PROBLEM TO WORK ON: The data must be written out once more, precisely as given.

MATERIAL FOR THIS TASK:
╔══
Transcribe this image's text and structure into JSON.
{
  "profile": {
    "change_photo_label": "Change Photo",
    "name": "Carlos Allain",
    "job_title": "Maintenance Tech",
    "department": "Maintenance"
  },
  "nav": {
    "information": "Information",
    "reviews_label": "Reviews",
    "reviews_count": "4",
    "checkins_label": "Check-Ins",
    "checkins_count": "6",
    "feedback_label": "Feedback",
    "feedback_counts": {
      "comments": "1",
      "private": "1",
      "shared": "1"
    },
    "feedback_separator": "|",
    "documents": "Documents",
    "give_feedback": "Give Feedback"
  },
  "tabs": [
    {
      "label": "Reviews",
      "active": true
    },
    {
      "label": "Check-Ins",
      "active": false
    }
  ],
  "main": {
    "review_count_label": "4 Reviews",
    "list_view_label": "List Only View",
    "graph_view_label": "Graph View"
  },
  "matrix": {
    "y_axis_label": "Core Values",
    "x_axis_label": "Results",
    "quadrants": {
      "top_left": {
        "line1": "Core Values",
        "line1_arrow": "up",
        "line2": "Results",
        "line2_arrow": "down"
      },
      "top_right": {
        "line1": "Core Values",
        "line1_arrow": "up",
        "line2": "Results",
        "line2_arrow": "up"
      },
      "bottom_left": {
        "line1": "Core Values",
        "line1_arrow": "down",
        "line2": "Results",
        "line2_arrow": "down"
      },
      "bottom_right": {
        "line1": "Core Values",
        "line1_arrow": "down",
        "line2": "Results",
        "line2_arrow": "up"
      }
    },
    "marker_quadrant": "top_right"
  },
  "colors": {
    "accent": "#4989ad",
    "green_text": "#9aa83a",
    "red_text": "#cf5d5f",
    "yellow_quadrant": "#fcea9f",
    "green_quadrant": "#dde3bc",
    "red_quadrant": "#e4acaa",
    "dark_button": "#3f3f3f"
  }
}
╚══
RESPONSE TO THIS EXERCISE:
Transcribe this image's text and structure into JSON.
{
  "profile": {
    "change_photo_label": "Change Photo",
    "name": "Carlos Allain",
    "job_title": "Maintenance Tech",
    "department": "Maintenance"
  },
  "nav": {
    "information": "Information",
    "reviews_label": "Reviews",
    "reviews_count": "4",
    "checkins_label": "Check-Ins",
    "checkins_count": "6",
    "feedback_label": "Feedback",
    "feedback_counts": {
      "comments": "1",
      "private": "1",
      "shared": "1"
    },
    "feedback_separator": "|",
    "documents": "Documents",
    "give_feedback": "Give Feedback"
  },
  "tabs": [
    {
      "label": "Reviews",
      "active": true
    },
    {
      "label": "Check-Ins",
      "active": false
    }
  ],
  "main": {
    "review_count_label": "4 Reviews",
    "list_view_label": "List Only View",
    "graph_view_label": "Graph View"
  },
  "matrix": {
    "y_axis_label": "Core Values",
    "x_axis_label": "Results",
    "quadrants": {
      "top_left": {
        "line1": "Core Values",
        "line1_arrow": "up",
        "line2": "Results",
        "line2_arrow": "down"
      },
      "top_right": {
        "line1": "Core Values",
        "line1_arrow": "up",
        "line2": "Results",
        "line2_arrow": "up"
      },
      "bottom_left": {
        "line1": "Core Values",
        "line1_arrow": "down",
        "line2": "Results",
        "line2_arrow": "down"
      },
      "bottom_right": {
        "line1": "Core Values",
        "line1_arrow": "down",
        "line2": "Results",
        "line2_arrow": "up"
      }
    },
    "marker_quadrant": "top_right"
  },
  "colors": {
    "accent": "#4989ad",
    "green_text": "#9aa83a",
    "red_text": "#cf5d5f",
    "yellow_quadrant": "#fcea9f",
    "green_quadrant": "#dde3bc",
    "red_quadrant": "#e4acaa",
    "dark_button": "#3f3f3f"
  }
}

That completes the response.